(SOURCE DATA)

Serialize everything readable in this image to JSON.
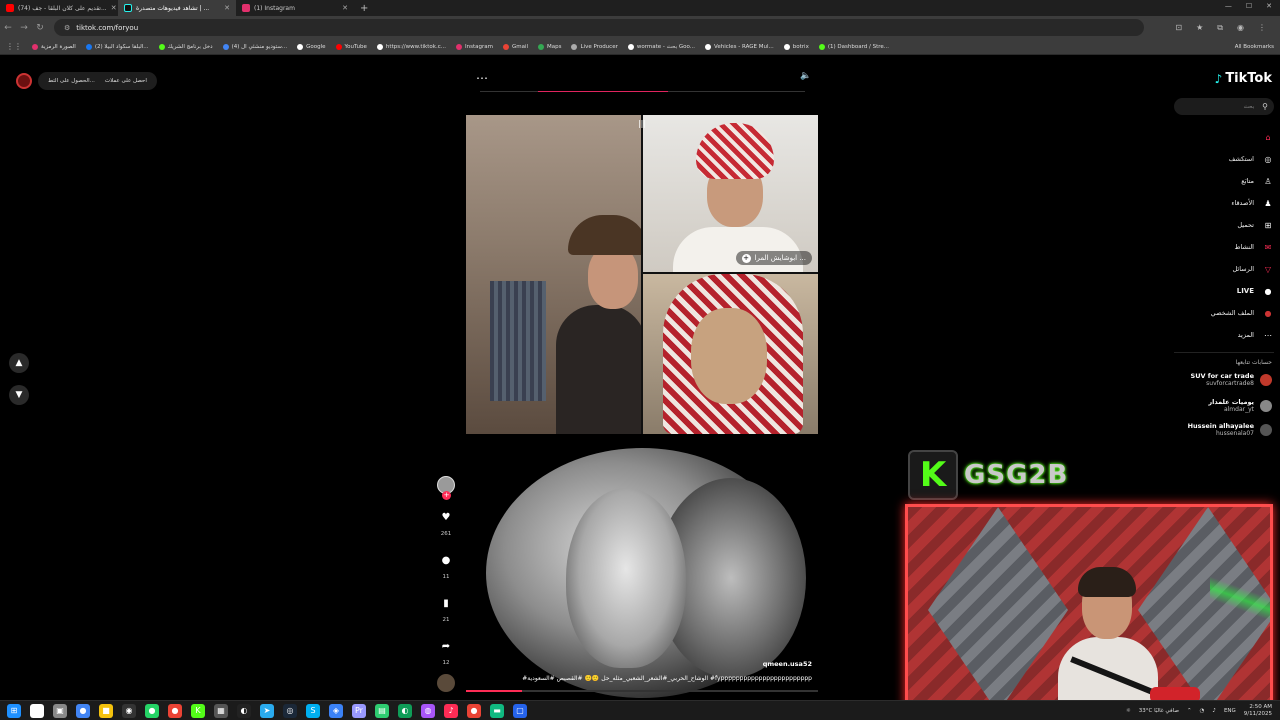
{
  "browser": {
    "tabs": [
      {
        "label": "(74) تقديم على كلان البلقا - جف...",
        "color": "#ff0000"
      },
      {
        "label": "تشاهد فيديوهات متصدرة | ...",
        "color": "#ffffff"
      },
      {
        "label": "(1) Instagram",
        "color": "#e1306c"
      }
    ],
    "new_tab": "+",
    "url": "tiktok.com/foryou",
    "bookmarks": [
      {
        "label": "الصورة الرمزية",
        "color": "#e1306c"
      },
      {
        "label": "(2) البلقا سكواد البيلا...",
        "color": "#1877f2"
      },
      {
        "label": "دخل برنامج الشريك",
        "color": "#53fc18"
      },
      {
        "label": "(4) ستوديو منشئي ال...",
        "color": "#4285f4"
      },
      {
        "label": "Google",
        "color": "#ffffff"
      },
      {
        "label": "YouTube",
        "color": "#ff0000"
      },
      {
        "label": "https://www.tiktok.c...",
        "color": "#ffffff"
      },
      {
        "label": "Instagram",
        "color": "#e1306c"
      },
      {
        "label": "Gmail",
        "color": "#ea4335"
      },
      {
        "label": "Maps",
        "color": "#34a853"
      },
      {
        "label": "Live Producer",
        "color": "#aaaaaa"
      },
      {
        "label": "wormate - بحث Goo...",
        "color": "#ffffff"
      },
      {
        "label": "Vehicles - RAGE Mul...",
        "color": "#ffffff"
      },
      {
        "label": "botrix",
        "color": "#ffffff"
      },
      {
        "label": "(1) Dashboard / Stre...",
        "color": "#53fc18"
      }
    ],
    "all_bookmarks": "All Bookmarks"
  },
  "tiktok": {
    "coins_label": "احصل على عملات",
    "app_label": "الحصول على التط...",
    "logo": "TikTok",
    "search_placeholder": "بحث",
    "nav": [
      {
        "label": "",
        "icon": "home-icon",
        "glyph": "⌂",
        "color": "#fe2c55"
      },
      {
        "label": "استكشف",
        "icon": "compass-icon",
        "glyph": "◎",
        "color": "#ffffff"
      },
      {
        "label": "متابَع",
        "icon": "following-icon",
        "glyph": "♙",
        "color": "#ffffff"
      },
      {
        "label": "الأصدقاء",
        "icon": "friends-icon",
        "glyph": "♟",
        "color": "#ffffff"
      },
      {
        "label": "تحميل",
        "icon": "upload-icon",
        "glyph": "⊞",
        "color": "#ffffff"
      },
      {
        "label": "النشاط",
        "icon": "activity-icon",
        "glyph": "✉",
        "color": "#fe2c55"
      },
      {
        "label": "الرسائل",
        "icon": "messages-icon",
        "glyph": "▽",
        "color": "#fe2c55"
      },
      {
        "label": "LIVE",
        "icon": "live-icon",
        "glyph": "●",
        "color": "#ffffff"
      },
      {
        "label": "الملف الشخصي",
        "icon": "profile-icon",
        "glyph": "●",
        "color": "#c33"
      },
      {
        "label": "المزيد",
        "icon": "more-icon",
        "glyph": "⋯",
        "color": "#ffffff"
      }
    ],
    "following_title": "حسابات تتابعها",
    "accounts": [
      {
        "name": "SUV for car trade",
        "handle": "suvforcartrade8",
        "color": "#c0392b"
      },
      {
        "name": "يوميات علمدار",
        "handle": "almdar_yt",
        "color": "#888888"
      },
      {
        "name": "Hussein alhayalee",
        "handle": "hussenala07",
        "color": "#555555"
      }
    ],
    "video1": {
      "participant_name": "ابوشايش المرا ..."
    },
    "video2": {
      "likes": "261",
      "comments": "11",
      "saves": "21",
      "shares": "12",
      "username": "qmeen.usa52",
      "caption": "#الوشاح_الحربي_#الشعر_الشعبي_مثله_حل 🙂🙂 #القصيص #السعودية #fypppppppppppppppppppppppp"
    }
  },
  "stream_overlay": {
    "channel": "GSG2B",
    "badge_letter": "K"
  },
  "taskbar": {
    "weather": "33°C صافي غالبًا",
    "lang": "ENG",
    "time": "2:50 AM",
    "date": "9/11/2025"
  }
}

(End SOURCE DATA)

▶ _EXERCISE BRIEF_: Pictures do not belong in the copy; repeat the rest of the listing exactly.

▶ _RESPONSE BELOW_:
Serialize everything readable in this image to JSON.
{
  "browser": {
    "tabs": [
      {
        "label": "(74) تقديم على كلان البلقا - جف...",
        "color": "#ff0000"
      },
      {
        "label": "تشاهد فيديوهات متصدرة | ...",
        "color": "#ffffff"
      },
      {
        "label": "(1) Instagram",
        "color": "#e1306c"
      }
    ],
    "new_tab": "+",
    "url": "tiktok.com/foryou",
    "bookmarks": [
      {
        "label": "الصورة الرمزية",
        "color": "#e1306c"
      },
      {
        "label": "(2) البلقا سكواد البيلا...",
        "color": "#1877f2"
      },
      {
        "label": "دخل برنامج الشريك",
        "color": "#53fc18"
      },
      {
        "label": "(4) ستوديو منشئي ال...",
        "color": "#4285f4"
      },
      {
        "label": "Google",
        "color": "#ffffff"
      },
      {
        "label": "YouTube",
        "color": "#ff0000"
      },
      {
        "label": "https://www.tiktok.c...",
        "color": "#ffffff"
      },
      {
        "label": "Instagram",
        "color": "#e1306c"
      },
      {
        "label": "Gmail",
        "color": "#ea4335"
      },
      {
        "label": "Maps",
        "color": "#34a853"
      },
      {
        "label": "Live Producer",
        "color": "#aaaaaa"
      },
      {
        "label": "wormate - بحث Goo...",
        "color": "#ffffff"
      },
      {
        "label": "Vehicles - RAGE Mul...",
        "color": "#ffffff"
      },
      {
        "label": "botrix",
        "color": "#ffffff"
      },
      {
        "label": "(1) Dashboard / Stre...",
        "color": "#53fc18"
      }
    ],
    "all_bookmarks": "All Bookmarks"
  },
  "tiktok": {
    "coins_label": "احصل على عملات",
    "app_label": "الحصول على التط...",
    "logo": "TikTok",
    "search_placeholder": "بحث",
    "nav": [
      {
        "label": "",
        "icon": "home-icon",
        "glyph": "⌂",
        "color": "#fe2c55"
      },
      {
        "label": "استكشف",
        "icon": "compass-icon",
        "glyph": "◎",
        "color": "#ffffff"
      },
      {
        "label": "متابَع",
        "icon": "following-icon",
        "glyph": "♙",
        "color": "#ffffff"
      },
      {
        "label": "الأصدقاء",
        "icon": "friends-icon",
        "glyph": "♟",
        "color": "#ffffff"
      },
      {
        "label": "تحميل",
        "icon": "upload-icon",
        "glyph": "⊞",
        "color": "#ffffff"
      },
      {
        "label": "النشاط",
        "icon": "activity-icon",
        "glyph": "✉",
        "color": "#fe2c55"
      },
      {
        "label": "الرسائل",
        "icon": "messages-icon",
        "glyph": "▽",
        "color": "#fe2c55"
      },
      {
        "label": "LIVE",
        "icon": "live-icon",
        "glyph": "●",
        "color": "#ffffff"
      },
      {
        "label": "الملف الشخصي",
        "icon": "profile-icon",
        "glyph": "●",
        "color": "#c33"
      },
      {
        "label": "المزيد",
        "icon": "more-icon",
        "glyph": "⋯",
        "color": "#ffffff"
      }
    ],
    "following_title": "حسابات تتابعها",
    "accounts": [
      {
        "name": "SUV for car trade",
        "handle": "suvforcartrade8",
        "color": "#c0392b"
      },
      {
        "name": "يوميات علمدار",
        "handle": "almdar_yt",
        "color": "#888888"
      },
      {
        "name": "Hussein alhayalee",
        "handle": "hussenala07",
        "color": "#555555"
      }
    ],
    "video1": {
      "participant_name": "ابوشايش المرا ..."
    },
    "video2": {
      "likes": "261",
      "comments": "11",
      "saves": "21",
      "shares": "12",
      "username": "qmeen.usa52",
      "caption": "#الوشاح_الحربي_#الشعر_الشعبي_مثله_حل 🙂🙂 #القصيص #السعودية #fypppppppppppppppppppppppp"
    }
  },
  "stream_overlay": {
    "channel": "GSG2B",
    "badge_letter": "K"
  },
  "taskbar": {
    "weather": "33°C صافي غالبًا",
    "lang": "ENG",
    "time": "2:50 AM",
    "date": "9/11/2025"
  }
}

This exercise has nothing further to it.